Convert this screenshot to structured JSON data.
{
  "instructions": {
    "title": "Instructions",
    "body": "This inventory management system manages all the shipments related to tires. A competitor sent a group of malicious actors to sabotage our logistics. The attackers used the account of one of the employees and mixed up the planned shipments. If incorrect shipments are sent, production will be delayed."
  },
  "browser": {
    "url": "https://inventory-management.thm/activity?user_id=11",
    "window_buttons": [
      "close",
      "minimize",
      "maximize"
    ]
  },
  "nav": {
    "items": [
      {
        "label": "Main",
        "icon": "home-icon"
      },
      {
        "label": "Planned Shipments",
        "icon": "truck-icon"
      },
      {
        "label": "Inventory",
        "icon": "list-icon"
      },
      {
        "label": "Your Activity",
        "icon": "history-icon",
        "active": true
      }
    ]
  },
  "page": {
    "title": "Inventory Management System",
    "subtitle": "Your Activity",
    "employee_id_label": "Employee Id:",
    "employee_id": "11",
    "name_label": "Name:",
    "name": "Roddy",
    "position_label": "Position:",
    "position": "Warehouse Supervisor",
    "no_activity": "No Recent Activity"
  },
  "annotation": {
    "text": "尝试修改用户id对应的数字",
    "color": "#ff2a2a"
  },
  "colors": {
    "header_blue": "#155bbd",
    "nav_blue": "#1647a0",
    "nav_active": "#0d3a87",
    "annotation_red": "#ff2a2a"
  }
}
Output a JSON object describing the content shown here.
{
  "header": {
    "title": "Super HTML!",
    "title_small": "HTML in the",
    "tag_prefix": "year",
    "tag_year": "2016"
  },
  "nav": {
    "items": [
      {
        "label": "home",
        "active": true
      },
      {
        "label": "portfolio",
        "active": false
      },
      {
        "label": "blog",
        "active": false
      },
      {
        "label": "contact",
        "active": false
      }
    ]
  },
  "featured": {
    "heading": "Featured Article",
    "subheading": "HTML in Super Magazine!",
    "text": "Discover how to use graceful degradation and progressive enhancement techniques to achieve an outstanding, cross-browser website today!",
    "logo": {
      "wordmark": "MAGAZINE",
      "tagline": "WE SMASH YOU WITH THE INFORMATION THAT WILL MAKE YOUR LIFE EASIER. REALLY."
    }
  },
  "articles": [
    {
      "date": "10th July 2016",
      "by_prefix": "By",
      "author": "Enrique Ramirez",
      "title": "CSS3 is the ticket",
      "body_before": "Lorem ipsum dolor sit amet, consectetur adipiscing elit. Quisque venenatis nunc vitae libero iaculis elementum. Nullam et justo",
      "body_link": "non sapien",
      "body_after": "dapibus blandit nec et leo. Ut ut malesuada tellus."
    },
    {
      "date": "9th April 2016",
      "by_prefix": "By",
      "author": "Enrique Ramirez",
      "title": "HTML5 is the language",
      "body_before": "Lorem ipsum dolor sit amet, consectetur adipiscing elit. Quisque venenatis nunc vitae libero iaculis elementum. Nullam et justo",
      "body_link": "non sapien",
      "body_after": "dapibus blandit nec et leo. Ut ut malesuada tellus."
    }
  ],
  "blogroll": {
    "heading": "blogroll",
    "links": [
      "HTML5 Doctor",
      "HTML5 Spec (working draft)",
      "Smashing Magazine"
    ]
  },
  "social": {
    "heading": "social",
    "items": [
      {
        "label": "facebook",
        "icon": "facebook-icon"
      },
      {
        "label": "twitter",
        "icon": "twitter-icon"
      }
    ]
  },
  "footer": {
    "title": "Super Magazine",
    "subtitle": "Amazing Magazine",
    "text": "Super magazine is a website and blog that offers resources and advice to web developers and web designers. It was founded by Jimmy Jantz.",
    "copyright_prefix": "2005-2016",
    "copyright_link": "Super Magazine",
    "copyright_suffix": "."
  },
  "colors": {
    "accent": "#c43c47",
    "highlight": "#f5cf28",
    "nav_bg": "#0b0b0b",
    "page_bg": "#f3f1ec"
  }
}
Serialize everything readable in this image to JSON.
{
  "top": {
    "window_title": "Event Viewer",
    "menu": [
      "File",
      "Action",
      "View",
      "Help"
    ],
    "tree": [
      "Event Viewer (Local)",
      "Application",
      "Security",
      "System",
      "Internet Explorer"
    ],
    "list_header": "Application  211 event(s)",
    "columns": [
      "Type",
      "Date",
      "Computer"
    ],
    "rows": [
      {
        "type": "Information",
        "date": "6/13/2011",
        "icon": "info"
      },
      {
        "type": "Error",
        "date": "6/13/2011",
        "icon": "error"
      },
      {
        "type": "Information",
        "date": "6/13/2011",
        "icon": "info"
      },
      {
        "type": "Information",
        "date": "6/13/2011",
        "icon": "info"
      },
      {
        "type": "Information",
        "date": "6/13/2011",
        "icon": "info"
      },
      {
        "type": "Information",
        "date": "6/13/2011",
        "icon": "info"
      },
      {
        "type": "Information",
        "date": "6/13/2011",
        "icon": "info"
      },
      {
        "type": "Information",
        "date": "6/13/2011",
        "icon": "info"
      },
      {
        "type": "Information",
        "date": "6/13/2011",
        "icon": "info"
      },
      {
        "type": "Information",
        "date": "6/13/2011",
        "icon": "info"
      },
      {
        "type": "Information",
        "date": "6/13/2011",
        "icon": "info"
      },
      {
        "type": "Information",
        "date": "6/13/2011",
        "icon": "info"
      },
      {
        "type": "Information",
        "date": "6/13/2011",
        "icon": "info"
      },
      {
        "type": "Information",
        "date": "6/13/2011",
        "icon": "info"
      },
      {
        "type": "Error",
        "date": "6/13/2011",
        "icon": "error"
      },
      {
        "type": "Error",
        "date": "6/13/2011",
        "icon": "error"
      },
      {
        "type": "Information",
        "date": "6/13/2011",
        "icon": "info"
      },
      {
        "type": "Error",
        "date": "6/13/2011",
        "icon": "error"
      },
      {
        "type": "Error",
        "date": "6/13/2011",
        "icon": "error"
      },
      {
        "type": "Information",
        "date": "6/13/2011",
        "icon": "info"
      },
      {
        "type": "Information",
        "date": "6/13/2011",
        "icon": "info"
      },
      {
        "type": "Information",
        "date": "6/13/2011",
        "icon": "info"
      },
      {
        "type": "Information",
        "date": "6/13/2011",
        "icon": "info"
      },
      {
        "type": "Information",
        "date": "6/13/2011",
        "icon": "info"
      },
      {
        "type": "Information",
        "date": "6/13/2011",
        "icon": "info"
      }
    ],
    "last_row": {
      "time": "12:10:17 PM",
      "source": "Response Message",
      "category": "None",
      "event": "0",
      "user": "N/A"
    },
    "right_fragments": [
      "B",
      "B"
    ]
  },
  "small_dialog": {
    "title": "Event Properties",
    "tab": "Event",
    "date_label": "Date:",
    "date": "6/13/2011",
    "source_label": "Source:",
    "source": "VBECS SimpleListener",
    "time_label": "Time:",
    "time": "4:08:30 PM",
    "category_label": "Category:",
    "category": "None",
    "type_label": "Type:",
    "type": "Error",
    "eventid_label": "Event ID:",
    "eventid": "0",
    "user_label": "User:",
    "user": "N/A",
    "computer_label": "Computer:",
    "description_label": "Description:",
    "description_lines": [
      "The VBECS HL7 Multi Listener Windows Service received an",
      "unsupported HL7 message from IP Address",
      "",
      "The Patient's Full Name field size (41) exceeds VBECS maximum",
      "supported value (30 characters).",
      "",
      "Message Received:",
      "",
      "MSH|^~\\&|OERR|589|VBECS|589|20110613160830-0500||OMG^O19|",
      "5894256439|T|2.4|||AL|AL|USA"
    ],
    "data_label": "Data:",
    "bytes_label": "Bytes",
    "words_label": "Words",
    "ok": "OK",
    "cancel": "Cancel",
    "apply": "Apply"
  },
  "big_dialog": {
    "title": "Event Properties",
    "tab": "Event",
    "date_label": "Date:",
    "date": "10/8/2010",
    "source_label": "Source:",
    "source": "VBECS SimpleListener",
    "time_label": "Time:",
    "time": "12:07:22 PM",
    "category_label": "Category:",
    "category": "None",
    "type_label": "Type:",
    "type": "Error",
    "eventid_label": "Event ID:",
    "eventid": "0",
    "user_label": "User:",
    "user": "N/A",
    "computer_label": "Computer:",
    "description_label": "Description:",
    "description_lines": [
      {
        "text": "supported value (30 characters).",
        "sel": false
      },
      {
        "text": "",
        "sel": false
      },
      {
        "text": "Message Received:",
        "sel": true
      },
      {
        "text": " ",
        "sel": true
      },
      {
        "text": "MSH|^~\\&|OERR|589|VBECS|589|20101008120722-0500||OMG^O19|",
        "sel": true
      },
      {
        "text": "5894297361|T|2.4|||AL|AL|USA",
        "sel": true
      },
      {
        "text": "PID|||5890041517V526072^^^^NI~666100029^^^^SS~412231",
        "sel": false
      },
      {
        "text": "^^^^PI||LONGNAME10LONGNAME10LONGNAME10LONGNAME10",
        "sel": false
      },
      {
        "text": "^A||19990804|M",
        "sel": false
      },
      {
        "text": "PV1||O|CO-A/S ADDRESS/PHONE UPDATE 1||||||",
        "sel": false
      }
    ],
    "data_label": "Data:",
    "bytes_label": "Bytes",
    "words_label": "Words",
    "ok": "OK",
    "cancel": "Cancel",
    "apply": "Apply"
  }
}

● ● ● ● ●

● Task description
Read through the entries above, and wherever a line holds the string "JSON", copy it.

● Answer for the task
Convert this screenshot to structured JSON data.
Output a JSON object describing the content shown here.
Serialize everything readable in this image to JSON.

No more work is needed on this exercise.